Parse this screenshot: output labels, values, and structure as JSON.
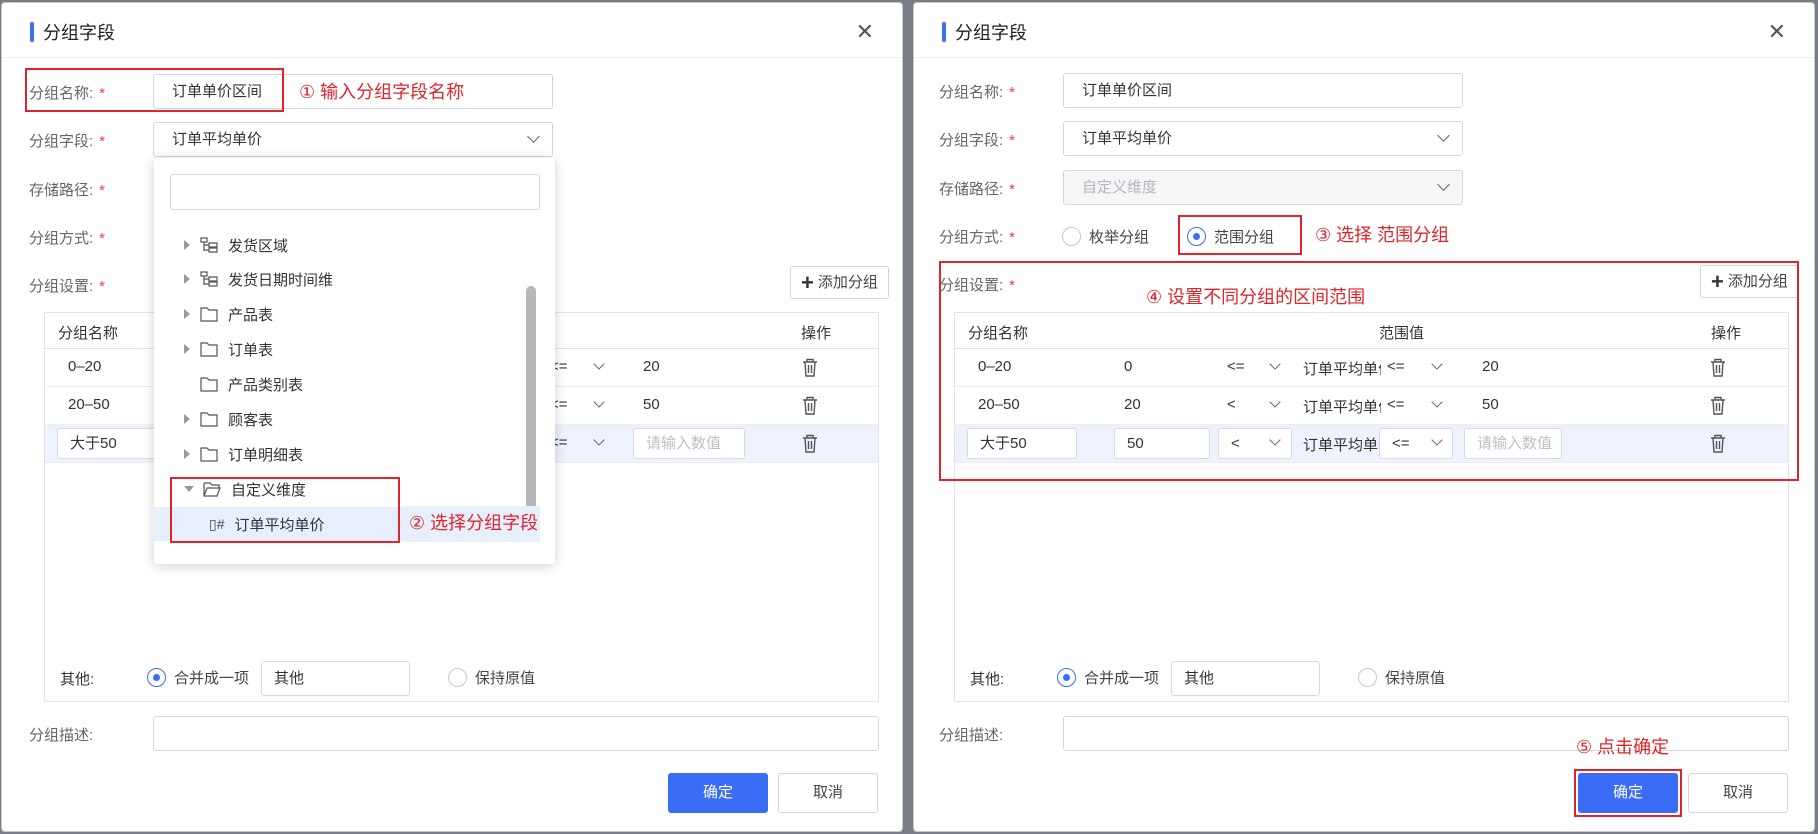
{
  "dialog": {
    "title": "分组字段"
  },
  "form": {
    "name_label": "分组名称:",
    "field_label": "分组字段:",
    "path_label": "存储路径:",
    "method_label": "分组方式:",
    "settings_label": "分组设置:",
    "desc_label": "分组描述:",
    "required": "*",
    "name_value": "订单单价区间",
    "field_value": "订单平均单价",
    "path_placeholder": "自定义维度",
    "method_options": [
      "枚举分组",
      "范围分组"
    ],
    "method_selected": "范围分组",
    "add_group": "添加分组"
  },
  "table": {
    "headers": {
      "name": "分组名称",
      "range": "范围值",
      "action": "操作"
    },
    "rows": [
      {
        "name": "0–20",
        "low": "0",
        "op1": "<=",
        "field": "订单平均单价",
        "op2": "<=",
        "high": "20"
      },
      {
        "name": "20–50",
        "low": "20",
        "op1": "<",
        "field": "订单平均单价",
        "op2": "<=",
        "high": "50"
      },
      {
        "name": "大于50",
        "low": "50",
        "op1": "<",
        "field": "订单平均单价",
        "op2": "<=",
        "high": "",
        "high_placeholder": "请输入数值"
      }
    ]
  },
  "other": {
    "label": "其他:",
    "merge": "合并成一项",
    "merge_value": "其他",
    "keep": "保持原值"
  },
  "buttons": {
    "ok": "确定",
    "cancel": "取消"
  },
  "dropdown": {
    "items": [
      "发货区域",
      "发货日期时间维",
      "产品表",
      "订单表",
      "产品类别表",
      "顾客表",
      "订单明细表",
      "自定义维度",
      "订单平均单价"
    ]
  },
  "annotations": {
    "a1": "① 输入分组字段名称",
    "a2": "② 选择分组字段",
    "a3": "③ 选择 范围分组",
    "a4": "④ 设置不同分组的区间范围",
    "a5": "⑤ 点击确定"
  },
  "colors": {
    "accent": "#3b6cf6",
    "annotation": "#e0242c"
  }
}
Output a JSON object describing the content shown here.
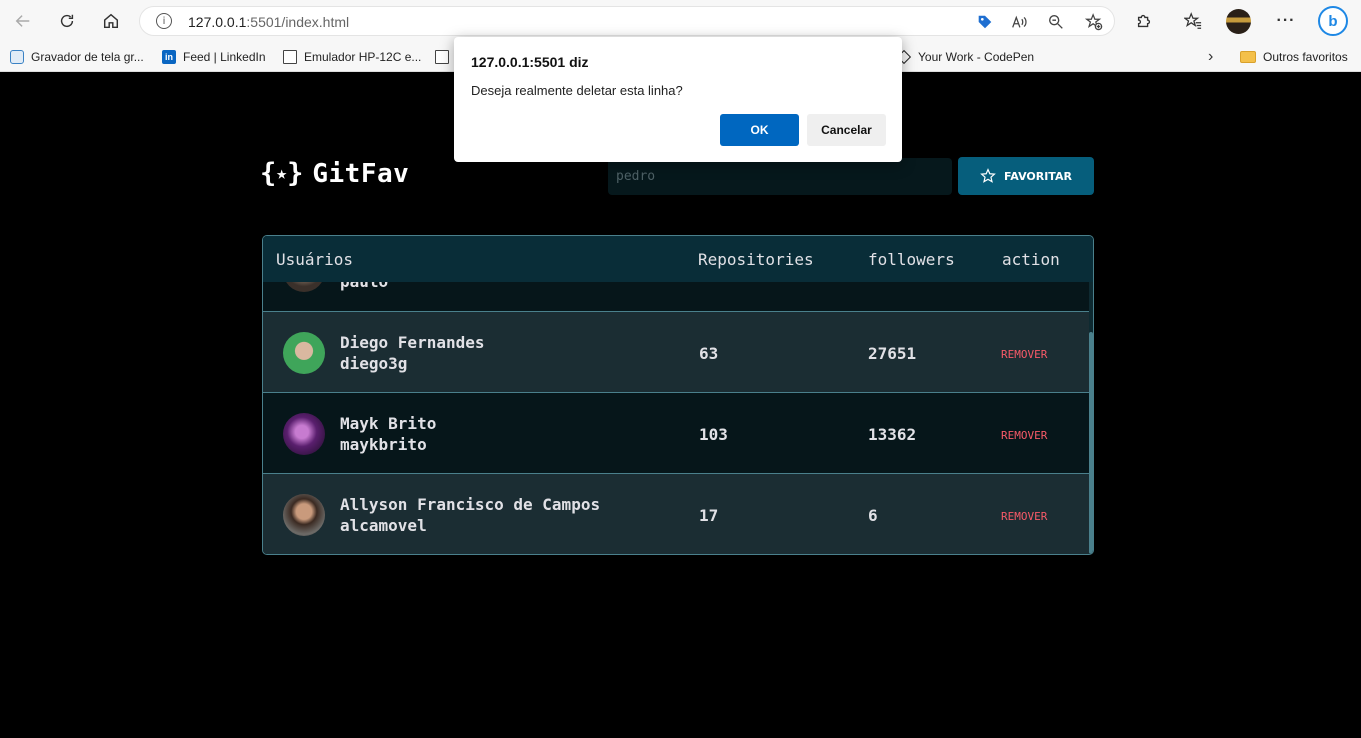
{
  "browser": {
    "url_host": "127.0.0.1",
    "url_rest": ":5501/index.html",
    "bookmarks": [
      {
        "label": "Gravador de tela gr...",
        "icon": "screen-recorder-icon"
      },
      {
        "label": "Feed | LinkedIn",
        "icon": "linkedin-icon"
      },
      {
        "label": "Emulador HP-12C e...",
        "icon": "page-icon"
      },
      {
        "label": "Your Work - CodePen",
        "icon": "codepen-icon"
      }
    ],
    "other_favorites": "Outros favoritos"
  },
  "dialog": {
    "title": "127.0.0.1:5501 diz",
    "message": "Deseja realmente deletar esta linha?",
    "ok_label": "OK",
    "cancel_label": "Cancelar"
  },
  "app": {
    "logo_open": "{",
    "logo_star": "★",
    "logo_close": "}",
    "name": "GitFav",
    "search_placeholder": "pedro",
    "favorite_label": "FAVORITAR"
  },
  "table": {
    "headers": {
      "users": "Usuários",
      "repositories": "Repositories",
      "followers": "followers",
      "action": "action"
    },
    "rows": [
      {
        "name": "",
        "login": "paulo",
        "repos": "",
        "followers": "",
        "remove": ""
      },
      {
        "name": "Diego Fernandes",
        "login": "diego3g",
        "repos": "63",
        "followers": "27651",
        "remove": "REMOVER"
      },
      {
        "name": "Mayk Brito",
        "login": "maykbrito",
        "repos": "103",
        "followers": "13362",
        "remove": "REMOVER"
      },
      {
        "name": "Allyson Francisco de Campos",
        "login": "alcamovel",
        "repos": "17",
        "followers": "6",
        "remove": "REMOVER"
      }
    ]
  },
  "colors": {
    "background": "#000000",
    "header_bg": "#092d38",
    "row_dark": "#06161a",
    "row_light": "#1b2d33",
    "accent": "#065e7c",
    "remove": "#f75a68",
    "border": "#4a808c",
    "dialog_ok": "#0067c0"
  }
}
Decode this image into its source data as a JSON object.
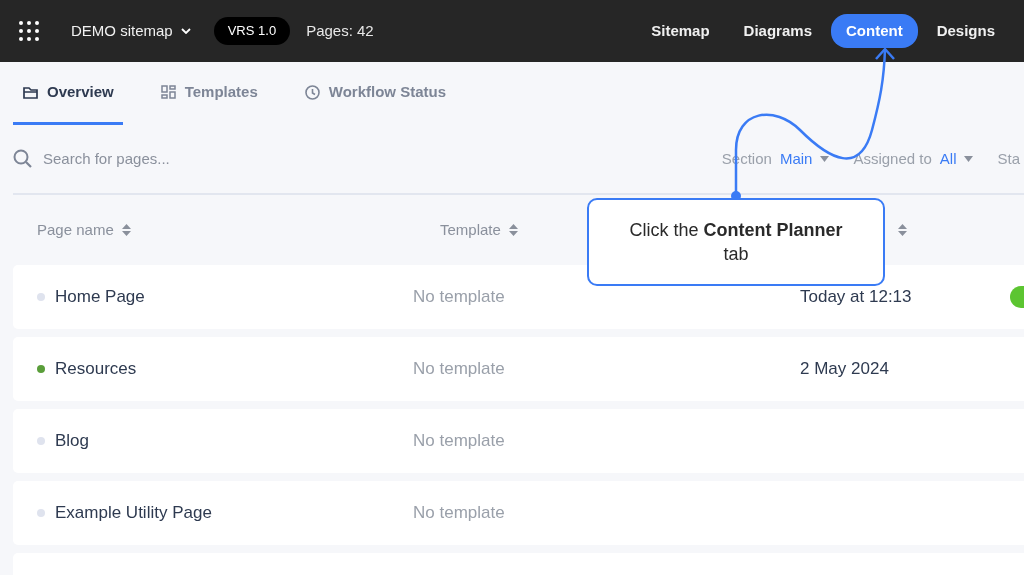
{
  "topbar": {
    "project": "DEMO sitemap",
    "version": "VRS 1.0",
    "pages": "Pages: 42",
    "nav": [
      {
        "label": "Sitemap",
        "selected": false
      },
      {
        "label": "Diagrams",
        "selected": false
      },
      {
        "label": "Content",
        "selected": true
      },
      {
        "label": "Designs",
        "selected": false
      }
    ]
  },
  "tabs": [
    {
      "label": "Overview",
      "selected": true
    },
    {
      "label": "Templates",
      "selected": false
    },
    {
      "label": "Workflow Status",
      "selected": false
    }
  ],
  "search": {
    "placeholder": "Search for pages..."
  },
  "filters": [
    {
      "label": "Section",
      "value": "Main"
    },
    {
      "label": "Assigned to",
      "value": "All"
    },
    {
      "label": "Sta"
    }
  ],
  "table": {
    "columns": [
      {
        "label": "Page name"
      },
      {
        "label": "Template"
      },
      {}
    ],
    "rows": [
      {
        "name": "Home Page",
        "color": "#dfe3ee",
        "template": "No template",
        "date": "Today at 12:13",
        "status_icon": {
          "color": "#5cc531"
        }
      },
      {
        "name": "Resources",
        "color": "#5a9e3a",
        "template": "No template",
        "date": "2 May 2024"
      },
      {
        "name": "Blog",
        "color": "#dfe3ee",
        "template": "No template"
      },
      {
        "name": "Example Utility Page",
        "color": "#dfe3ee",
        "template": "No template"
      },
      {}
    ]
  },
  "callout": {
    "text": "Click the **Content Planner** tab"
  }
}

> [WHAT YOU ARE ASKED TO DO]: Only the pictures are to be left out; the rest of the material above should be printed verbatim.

> [EXERCISE OUTPUT]:
Parse this screenshot: output labels, values, and structure as JSON.
{
  "dialog": {
    "title": "分组字段"
  },
  "form": {
    "name_label": "分组名称:",
    "field_label": "分组字段:",
    "path_label": "存储路径:",
    "method_label": "分组方式:",
    "settings_label": "分组设置:",
    "desc_label": "分组描述:",
    "required": "*",
    "name_value": "订单单价区间",
    "field_value": "订单平均单价",
    "path_placeholder": "自定义维度",
    "method_options": [
      "枚举分组",
      "范围分组"
    ],
    "method_selected": "范围分组",
    "add_group": "添加分组"
  },
  "table": {
    "headers": {
      "name": "分组名称",
      "range": "范围值",
      "action": "操作"
    },
    "rows": [
      {
        "name": "0–20",
        "low": "0",
        "op1": "<=",
        "field": "订单平均单价",
        "op2": "<=",
        "high": "20"
      },
      {
        "name": "20–50",
        "low": "20",
        "op1": "<",
        "field": "订单平均单价",
        "op2": "<=",
        "high": "50"
      },
      {
        "name": "大于50",
        "low": "50",
        "op1": "<",
        "field": "订单平均单价",
        "op2": "<=",
        "high": "",
        "high_placeholder": "请输入数值"
      }
    ]
  },
  "other": {
    "label": "其他:",
    "merge": "合并成一项",
    "merge_value": "其他",
    "keep": "保持原值"
  },
  "buttons": {
    "ok": "确定",
    "cancel": "取消"
  },
  "dropdown": {
    "items": [
      "发货区域",
      "发货日期时间维",
      "产品表",
      "订单表",
      "产品类别表",
      "顾客表",
      "订单明细表",
      "自定义维度",
      "订单平均单价"
    ]
  },
  "annotations": {
    "a1": "① 输入分组字段名称",
    "a2": "② 选择分组字段",
    "a3": "③ 选择 范围分组",
    "a4": "④ 设置不同分组的区间范围",
    "a5": "⑤ 点击确定"
  },
  "colors": {
    "accent": "#3b6cf6",
    "annotation": "#e0242c"
  }
}
Output a JSON object describing the content shown here.
{
  "browser": {
    "url_host": "127.0.0.1",
    "url_rest": ":5501/index.html",
    "bookmarks": [
      {
        "label": "Gravador de tela gr...",
        "icon": "screen-recorder-icon"
      },
      {
        "label": "Feed | LinkedIn",
        "icon": "linkedin-icon"
      },
      {
        "label": "Emulador HP-12C e...",
        "icon": "page-icon"
      },
      {
        "label": "Your Work - CodePen",
        "icon": "codepen-icon"
      }
    ],
    "other_favorites": "Outros favoritos"
  },
  "dialog": {
    "title": "127.0.0.1:5501 diz",
    "message": "Deseja realmente deletar esta linha?",
    "ok_label": "OK",
    "cancel_label": "Cancelar"
  },
  "app": {
    "logo_open": "{",
    "logo_star": "★",
    "logo_close": "}",
    "name": "GitFav",
    "search_placeholder": "pedro",
    "favorite_label": "FAVORITAR"
  },
  "table": {
    "headers": {
      "users": "Usuários",
      "repositories": "Repositories",
      "followers": "followers",
      "action": "action"
    },
    "rows": [
      {
        "name": "",
        "login": "paulo",
        "repos": "",
        "followers": "",
        "remove": ""
      },
      {
        "name": "Diego Fernandes",
        "login": "diego3g",
        "repos": "63",
        "followers": "27651",
        "remove": "REMOVER"
      },
      {
        "name": "Mayk Brito",
        "login": "maykbrito",
        "repos": "103",
        "followers": "13362",
        "remove": "REMOVER"
      },
      {
        "name": "Allyson Francisco de Campos",
        "login": "alcamovel",
        "repos": "17",
        "followers": "6",
        "remove": "REMOVER"
      }
    ]
  },
  "colors": {
    "background": "#000000",
    "header_bg": "#092d38",
    "row_dark": "#06161a",
    "row_light": "#1b2d33",
    "accent": "#065e7c",
    "remove": "#f75a68",
    "border": "#4a808c",
    "dialog_ok": "#0067c0"
  }
}
Decode this image into its source data as a JSON object.
{
  "topbar": {
    "project": "DEMO sitemap",
    "version": "VRS 1.0",
    "pages": "Pages: 42",
    "nav": [
      {
        "label": "Sitemap",
        "selected": false
      },
      {
        "label": "Diagrams",
        "selected": false
      },
      {
        "label": "Content",
        "selected": true
      },
      {
        "label": "Designs",
        "selected": false
      }
    ]
  },
  "tabs": [
    {
      "label": "Overview",
      "selected": true
    },
    {
      "label": "Templates",
      "selected": false
    },
    {
      "label": "Workflow Status",
      "selected": false
    }
  ],
  "search": {
    "placeholder": "Search for pages..."
  },
  "filters": [
    {
      "label": "Section",
      "value": "Main"
    },
    {
      "label": "Assigned to",
      "value": "All"
    },
    {
      "label": "Sta"
    }
  ],
  "table": {
    "columns": [
      {
        "label": "Page name"
      },
      {
        "label": "Template"
      },
      {}
    ],
    "rows": [
      {
        "name": "Home Page",
        "color": "#dfe3ee",
        "template": "No template",
        "date": "Today at 12:13",
        "status_icon": {
          "color": "#5cc531"
        }
      },
      {
        "name": "Resources",
        "color": "#5a9e3a",
        "template": "No template",
        "date": "2 May 2024"
      },
      {
        "name": "Blog",
        "color": "#dfe3ee",
        "template": "No template"
      },
      {
        "name": "Example Utility Page",
        "color": "#dfe3ee",
        "template": "No template"
      },
      {}
    ]
  },
  "callout": {
    "text": "Click the **Content Planner** tab"
  }
}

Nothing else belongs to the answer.